[Activity] Filter the listing so that only lines with the word "Align" remain.

[Extracted data]
○ ○ ○ ○ ○

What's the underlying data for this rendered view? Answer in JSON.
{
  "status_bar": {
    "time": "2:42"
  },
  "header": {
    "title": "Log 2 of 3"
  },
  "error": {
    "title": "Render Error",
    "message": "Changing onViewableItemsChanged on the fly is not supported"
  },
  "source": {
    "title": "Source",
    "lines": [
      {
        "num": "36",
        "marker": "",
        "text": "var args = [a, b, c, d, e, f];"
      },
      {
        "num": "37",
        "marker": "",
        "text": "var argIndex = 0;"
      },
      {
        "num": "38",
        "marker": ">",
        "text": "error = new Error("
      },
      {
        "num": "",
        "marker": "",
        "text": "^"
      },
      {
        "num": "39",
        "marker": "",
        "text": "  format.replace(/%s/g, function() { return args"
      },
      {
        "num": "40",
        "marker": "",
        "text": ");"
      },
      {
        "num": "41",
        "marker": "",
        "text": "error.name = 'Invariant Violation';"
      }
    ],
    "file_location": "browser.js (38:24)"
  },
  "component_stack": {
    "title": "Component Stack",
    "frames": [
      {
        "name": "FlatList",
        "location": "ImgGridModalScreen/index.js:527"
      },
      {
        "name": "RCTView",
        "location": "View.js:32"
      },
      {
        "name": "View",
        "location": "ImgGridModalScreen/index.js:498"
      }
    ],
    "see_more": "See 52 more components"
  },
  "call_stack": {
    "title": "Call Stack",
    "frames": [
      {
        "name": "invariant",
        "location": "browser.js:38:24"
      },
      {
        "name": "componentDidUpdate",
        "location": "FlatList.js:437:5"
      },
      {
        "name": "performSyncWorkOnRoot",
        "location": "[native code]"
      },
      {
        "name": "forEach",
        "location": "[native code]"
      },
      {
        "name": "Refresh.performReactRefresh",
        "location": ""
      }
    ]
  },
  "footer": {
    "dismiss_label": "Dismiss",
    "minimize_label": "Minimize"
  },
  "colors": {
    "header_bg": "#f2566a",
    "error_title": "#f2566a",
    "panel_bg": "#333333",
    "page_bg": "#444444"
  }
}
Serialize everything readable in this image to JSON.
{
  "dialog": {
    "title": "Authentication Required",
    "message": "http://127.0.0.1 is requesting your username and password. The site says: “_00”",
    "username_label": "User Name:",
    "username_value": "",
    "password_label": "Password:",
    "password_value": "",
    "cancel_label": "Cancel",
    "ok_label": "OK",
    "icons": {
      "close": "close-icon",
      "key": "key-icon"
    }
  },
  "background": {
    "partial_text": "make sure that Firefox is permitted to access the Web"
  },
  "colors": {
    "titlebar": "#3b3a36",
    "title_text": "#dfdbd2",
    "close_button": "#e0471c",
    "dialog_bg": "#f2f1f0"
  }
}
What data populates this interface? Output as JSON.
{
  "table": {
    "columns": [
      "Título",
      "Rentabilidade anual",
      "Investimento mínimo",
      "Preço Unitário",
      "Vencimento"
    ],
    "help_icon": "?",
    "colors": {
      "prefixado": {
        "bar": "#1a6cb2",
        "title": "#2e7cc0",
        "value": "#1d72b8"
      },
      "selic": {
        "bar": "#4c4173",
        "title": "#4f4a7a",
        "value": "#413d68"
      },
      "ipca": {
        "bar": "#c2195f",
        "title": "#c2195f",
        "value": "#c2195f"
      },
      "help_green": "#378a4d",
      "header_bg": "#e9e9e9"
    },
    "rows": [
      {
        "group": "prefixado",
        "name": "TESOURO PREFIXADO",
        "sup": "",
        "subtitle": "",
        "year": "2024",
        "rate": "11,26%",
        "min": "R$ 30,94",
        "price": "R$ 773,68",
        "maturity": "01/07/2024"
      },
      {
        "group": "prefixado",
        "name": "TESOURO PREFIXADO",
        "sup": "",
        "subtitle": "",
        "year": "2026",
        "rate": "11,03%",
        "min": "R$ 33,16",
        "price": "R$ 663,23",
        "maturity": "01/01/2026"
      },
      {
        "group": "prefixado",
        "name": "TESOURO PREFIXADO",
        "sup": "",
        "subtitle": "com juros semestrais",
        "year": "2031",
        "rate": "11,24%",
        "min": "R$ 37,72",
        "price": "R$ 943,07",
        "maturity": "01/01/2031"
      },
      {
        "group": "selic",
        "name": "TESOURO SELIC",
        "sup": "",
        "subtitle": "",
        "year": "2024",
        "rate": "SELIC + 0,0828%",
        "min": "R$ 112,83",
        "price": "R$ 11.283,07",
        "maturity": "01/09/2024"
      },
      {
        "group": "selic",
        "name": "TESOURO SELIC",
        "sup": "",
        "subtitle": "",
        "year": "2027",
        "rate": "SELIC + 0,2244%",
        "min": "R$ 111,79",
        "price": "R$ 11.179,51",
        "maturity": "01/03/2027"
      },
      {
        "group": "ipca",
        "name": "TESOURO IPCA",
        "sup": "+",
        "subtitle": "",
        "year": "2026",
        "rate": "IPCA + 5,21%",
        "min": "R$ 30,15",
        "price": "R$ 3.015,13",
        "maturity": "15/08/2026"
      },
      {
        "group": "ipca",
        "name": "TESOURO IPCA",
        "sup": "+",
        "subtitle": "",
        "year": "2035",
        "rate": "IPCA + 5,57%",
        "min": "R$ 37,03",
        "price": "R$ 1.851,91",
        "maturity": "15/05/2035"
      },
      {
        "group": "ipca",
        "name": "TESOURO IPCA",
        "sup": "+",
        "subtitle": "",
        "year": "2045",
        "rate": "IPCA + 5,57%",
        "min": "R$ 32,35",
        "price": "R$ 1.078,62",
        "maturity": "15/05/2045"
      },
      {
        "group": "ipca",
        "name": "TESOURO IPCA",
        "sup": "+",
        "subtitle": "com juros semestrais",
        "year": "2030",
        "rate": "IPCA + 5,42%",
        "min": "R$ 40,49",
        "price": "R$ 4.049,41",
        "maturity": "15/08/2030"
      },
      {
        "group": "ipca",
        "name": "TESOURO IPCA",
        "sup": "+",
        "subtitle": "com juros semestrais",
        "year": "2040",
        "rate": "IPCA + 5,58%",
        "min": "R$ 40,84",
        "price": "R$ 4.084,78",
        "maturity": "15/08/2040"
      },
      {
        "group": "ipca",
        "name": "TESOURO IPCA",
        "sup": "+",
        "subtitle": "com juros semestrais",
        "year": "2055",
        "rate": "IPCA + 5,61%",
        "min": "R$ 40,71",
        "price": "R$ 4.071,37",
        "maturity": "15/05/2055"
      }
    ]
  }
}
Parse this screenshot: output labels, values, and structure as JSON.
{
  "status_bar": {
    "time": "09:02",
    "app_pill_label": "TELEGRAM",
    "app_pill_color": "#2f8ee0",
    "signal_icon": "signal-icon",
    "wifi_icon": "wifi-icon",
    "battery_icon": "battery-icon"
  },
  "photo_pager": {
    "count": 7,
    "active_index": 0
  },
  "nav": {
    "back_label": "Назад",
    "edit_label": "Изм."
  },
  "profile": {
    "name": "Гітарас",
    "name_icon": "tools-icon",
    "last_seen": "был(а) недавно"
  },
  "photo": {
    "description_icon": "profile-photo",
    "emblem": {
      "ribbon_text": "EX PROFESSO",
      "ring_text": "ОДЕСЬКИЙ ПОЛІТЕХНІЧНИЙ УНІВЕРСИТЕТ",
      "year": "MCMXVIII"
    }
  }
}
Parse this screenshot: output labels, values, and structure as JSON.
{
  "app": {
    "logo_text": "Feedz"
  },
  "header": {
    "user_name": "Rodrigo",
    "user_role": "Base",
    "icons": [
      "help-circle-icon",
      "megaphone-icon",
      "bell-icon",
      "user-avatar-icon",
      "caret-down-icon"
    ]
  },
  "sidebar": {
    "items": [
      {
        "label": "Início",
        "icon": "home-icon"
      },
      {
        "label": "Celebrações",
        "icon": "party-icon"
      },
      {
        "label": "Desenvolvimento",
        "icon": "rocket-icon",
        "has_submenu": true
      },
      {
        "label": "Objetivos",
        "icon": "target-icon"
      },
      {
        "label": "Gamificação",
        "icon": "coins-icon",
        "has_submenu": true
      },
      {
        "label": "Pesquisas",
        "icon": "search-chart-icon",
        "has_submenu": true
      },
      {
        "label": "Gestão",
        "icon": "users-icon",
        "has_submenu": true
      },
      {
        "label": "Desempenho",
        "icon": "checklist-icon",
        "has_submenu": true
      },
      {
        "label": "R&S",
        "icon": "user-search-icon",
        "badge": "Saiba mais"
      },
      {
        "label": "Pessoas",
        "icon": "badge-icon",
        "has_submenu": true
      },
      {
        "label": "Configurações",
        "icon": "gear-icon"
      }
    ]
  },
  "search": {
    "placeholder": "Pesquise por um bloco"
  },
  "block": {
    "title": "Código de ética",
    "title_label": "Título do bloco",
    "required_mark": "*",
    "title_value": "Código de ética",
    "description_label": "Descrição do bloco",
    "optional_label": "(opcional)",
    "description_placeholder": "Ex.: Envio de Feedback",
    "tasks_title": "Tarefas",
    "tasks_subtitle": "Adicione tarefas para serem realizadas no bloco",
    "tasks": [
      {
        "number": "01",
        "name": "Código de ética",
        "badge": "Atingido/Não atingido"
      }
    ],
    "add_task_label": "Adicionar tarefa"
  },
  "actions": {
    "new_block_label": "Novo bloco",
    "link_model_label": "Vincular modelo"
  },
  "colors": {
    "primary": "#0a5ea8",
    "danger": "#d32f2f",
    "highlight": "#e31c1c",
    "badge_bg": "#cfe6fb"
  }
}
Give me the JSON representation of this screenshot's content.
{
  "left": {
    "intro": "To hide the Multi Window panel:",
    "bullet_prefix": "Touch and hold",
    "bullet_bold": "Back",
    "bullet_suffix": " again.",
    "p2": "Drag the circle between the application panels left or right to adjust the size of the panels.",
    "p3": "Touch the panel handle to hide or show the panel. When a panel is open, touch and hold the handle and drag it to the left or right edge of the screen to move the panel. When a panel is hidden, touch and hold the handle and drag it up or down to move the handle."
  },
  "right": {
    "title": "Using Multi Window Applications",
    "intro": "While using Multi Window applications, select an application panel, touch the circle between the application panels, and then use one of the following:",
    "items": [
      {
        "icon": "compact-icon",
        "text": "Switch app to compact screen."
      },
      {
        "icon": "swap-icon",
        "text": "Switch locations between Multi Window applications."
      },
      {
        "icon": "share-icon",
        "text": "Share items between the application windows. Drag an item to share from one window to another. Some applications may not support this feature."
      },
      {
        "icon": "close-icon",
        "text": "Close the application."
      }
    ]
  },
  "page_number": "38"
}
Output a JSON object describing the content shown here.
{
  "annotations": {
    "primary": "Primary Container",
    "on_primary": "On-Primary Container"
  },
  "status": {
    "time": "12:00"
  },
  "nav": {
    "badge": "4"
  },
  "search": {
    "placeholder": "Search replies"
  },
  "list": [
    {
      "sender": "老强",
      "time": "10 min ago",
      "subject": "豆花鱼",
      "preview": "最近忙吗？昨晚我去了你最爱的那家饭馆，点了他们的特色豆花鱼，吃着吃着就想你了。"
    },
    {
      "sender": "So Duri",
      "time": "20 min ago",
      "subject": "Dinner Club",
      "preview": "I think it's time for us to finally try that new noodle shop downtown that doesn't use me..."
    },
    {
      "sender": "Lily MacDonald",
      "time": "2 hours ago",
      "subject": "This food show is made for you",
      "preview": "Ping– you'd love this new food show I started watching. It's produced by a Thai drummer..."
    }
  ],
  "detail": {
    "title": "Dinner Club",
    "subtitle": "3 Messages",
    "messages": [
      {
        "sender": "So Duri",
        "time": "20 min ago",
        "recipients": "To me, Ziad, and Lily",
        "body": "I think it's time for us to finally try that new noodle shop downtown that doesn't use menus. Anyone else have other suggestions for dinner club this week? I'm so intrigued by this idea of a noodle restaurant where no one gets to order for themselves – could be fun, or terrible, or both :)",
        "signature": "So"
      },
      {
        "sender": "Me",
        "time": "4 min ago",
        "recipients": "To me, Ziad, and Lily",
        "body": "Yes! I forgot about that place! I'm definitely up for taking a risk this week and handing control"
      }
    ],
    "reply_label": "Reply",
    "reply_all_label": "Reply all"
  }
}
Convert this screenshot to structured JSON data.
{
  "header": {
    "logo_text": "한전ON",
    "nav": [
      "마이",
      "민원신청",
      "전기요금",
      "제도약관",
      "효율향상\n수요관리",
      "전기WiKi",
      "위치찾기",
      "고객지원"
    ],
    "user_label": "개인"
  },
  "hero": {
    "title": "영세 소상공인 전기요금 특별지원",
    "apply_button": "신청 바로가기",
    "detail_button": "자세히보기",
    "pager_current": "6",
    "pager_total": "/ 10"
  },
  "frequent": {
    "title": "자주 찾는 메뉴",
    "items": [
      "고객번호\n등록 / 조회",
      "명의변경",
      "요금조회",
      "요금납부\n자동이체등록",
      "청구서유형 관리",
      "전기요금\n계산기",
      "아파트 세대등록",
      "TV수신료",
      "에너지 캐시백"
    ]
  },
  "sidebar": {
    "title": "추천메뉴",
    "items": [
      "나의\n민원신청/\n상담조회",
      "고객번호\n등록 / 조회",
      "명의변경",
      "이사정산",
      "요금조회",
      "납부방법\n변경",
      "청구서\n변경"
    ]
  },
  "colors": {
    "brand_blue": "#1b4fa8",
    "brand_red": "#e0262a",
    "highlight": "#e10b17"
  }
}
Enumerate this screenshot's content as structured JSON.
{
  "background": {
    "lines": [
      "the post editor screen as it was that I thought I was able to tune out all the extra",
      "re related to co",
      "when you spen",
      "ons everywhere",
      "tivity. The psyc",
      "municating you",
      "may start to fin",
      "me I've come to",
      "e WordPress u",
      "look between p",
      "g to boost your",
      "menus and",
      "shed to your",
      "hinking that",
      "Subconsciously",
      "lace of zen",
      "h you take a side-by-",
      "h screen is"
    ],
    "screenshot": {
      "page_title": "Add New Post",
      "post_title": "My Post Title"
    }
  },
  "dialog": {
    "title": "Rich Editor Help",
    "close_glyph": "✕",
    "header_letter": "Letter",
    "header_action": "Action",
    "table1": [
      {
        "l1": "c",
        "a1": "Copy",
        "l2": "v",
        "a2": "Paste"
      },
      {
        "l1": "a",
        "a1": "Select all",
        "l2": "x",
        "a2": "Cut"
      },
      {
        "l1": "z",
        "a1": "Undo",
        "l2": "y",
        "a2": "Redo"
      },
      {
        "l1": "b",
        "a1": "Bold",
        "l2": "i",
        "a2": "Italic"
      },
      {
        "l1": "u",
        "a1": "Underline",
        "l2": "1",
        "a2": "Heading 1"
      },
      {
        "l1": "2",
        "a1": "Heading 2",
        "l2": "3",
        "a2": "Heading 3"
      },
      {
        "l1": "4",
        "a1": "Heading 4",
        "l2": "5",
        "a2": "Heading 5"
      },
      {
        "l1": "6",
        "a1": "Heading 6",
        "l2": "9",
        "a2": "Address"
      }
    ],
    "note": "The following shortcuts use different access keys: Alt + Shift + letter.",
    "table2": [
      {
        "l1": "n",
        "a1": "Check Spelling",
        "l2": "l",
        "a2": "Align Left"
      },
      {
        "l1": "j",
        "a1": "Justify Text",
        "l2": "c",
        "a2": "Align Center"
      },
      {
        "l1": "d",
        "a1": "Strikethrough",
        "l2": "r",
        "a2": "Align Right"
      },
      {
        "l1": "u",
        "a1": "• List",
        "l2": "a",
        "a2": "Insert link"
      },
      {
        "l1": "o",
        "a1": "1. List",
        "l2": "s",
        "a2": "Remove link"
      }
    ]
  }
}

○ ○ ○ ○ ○

[Result]
        "a2": "Align Left"
        "a2": "Align Center"
        "a2": "Align Right"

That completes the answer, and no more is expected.